------ Source data
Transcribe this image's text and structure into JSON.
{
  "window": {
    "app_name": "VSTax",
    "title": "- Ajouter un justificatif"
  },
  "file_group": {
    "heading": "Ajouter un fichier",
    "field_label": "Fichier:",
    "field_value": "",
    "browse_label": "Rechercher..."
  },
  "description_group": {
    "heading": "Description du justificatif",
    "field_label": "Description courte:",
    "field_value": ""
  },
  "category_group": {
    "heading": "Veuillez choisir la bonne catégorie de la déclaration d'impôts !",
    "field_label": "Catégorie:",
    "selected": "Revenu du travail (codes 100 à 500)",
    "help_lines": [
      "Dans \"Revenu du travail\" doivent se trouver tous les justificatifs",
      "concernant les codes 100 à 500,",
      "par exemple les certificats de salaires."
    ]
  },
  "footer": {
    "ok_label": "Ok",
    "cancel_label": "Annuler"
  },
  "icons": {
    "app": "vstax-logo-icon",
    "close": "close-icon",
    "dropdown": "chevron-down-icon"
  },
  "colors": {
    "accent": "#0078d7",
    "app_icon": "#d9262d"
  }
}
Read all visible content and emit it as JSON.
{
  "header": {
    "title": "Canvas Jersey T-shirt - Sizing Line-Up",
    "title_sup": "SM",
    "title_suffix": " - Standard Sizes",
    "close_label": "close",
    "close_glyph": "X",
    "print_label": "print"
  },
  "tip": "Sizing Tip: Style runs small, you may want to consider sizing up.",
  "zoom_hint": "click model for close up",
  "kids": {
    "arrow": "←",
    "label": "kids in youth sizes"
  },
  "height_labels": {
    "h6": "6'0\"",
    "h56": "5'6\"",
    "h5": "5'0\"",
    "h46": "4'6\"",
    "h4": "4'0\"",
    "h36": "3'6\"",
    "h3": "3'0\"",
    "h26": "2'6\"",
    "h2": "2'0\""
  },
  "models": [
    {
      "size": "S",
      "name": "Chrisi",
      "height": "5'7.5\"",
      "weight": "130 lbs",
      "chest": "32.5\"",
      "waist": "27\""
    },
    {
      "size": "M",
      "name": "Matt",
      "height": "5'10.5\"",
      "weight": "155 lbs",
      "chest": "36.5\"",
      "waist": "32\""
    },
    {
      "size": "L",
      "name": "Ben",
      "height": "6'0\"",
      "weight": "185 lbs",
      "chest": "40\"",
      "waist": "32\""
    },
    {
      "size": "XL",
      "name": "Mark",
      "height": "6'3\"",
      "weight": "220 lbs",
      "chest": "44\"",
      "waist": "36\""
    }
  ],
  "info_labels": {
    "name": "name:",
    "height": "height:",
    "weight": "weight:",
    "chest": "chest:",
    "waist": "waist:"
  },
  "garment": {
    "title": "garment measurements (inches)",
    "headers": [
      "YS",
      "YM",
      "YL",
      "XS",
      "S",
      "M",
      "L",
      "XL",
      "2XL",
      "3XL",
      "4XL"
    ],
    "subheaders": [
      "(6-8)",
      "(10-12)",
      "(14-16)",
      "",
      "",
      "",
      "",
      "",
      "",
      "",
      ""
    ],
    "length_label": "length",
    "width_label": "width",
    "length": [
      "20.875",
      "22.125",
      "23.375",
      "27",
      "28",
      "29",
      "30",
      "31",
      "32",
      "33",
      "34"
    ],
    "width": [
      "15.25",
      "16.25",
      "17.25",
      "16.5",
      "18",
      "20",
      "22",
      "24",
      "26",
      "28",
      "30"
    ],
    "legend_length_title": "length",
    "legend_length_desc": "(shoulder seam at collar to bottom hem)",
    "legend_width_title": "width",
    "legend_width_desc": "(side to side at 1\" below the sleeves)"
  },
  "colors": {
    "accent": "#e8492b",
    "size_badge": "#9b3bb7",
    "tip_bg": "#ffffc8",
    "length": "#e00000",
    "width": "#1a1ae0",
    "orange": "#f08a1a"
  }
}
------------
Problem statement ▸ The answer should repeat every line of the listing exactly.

Output ▸
Transcribe this image's text and structure into JSON.
{
  "window": {
    "app_name": "VSTax",
    "title": "- Ajouter un justificatif"
  },
  "file_group": {
    "heading": "Ajouter un fichier",
    "field_label": "Fichier:",
    "field_value": "",
    "browse_label": "Rechercher..."
  },
  "description_group": {
    "heading": "Description du justificatif",
    "field_label": "Description courte:",
    "field_value": ""
  },
  "category_group": {
    "heading": "Veuillez choisir la bonne catégorie de la déclaration d'impôts !",
    "field_label": "Catégorie:",
    "selected": "Revenu du travail (codes 100 à 500)",
    "help_lines": [
      "Dans \"Revenu du travail\" doivent se trouver tous les justificatifs",
      "concernant les codes 100 à 500,",
      "par exemple les certificats de salaires."
    ]
  },
  "footer": {
    "ok_label": "Ok",
    "cancel_label": "Annuler"
  },
  "icons": {
    "app": "vstax-logo-icon",
    "close": "close-icon",
    "dropdown": "chevron-down-icon"
  },
  "colors": {
    "accent": "#0078d7",
    "app_icon": "#d9262d"
  }
}
Read all visible content and emit it as JSON.
{
  "header": {
    "title": "Canvas Jersey T-shirt - Sizing Line-Up",
    "title_sup": "SM",
    "title_suffix": " - Standard Sizes",
    "close_label": "close",
    "close_glyph": "X",
    "print_label": "print"
  },
  "tip": "Sizing Tip: Style runs small, you may want to consider sizing up.",
  "zoom_hint": "click model for close up",
  "kids": {
    "arrow": "←",
    "label": "kids in youth sizes"
  },
  "height_labels": {
    "h6": "6'0\"",
    "h56": "5'6\"",
    "h5": "5'0\"",
    "h46": "4'6\"",
    "h4": "4'0\"",
    "h36": "3'6\"",
    "h3": "3'0\"",
    "h26": "2'6\"",
    "h2": "2'0\""
  },
  "models": [
    {
      "size": "S",
      "name": "Chrisi",
      "height": "5'7.5\"",
      "weight": "130 lbs",
      "chest": "32.5\"",
      "waist": "27\""
    },
    {
      "size": "M",
      "name": "Matt",
      "height": "5'10.5\"",
      "weight": "155 lbs",
      "chest": "36.5\"",
      "waist": "32\""
    },
    {
      "size": "L",
      "name": "Ben",
      "height": "6'0\"",
      "weight": "185 lbs",
      "chest": "40\"",
      "waist": "32\""
    },
    {
      "size": "XL",
      "name": "Mark",
      "height": "6'3\"",
      "weight": "220 lbs",
      "chest": "44\"",
      "waist": "36\""
    }
  ],
  "info_labels": {
    "name": "name:",
    "height": "height:",
    "weight": "weight:",
    "chest": "chest:",
    "waist": "waist:"
  },
  "garment": {
    "title": "garment measurements (inches)",
    "headers": [
      "YS",
      "YM",
      "YL",
      "XS",
      "S",
      "M",
      "L",
      "XL",
      "2XL",
      "3XL",
      "4XL"
    ],
    "subheaders": [
      "(6-8)",
      "(10-12)",
      "(14-16)",
      "",
      "",
      "",
      "",
      "",
      "",
      "",
      ""
    ],
    "length_label": "length",
    "width_label": "width",
    "length": [
      "20.875",
      "22.125",
      "23.375",
      "27",
      "28",
      "29",
      "30",
      "31",
      "32",
      "33",
      "34"
    ],
    "width": [
      "15.25",
      "16.25",
      "17.25",
      "16.5",
      "18",
      "20",
      "22",
      "24",
      "26",
      "28",
      "30"
    ],
    "legend_length_title": "length",
    "legend_length_desc": "(shoulder seam at collar to bottom hem)",
    "legend_width_title": "width",
    "legend_width_desc": "(side to side at 1\" below the sleeves)"
  },
  "colors": {
    "accent": "#e8492b",
    "size_badge": "#9b3bb7",
    "tip_bg": "#ffffc8",
    "length": "#e00000",
    "width": "#1a1ae0",
    "orange": "#f08a1a"
  }
}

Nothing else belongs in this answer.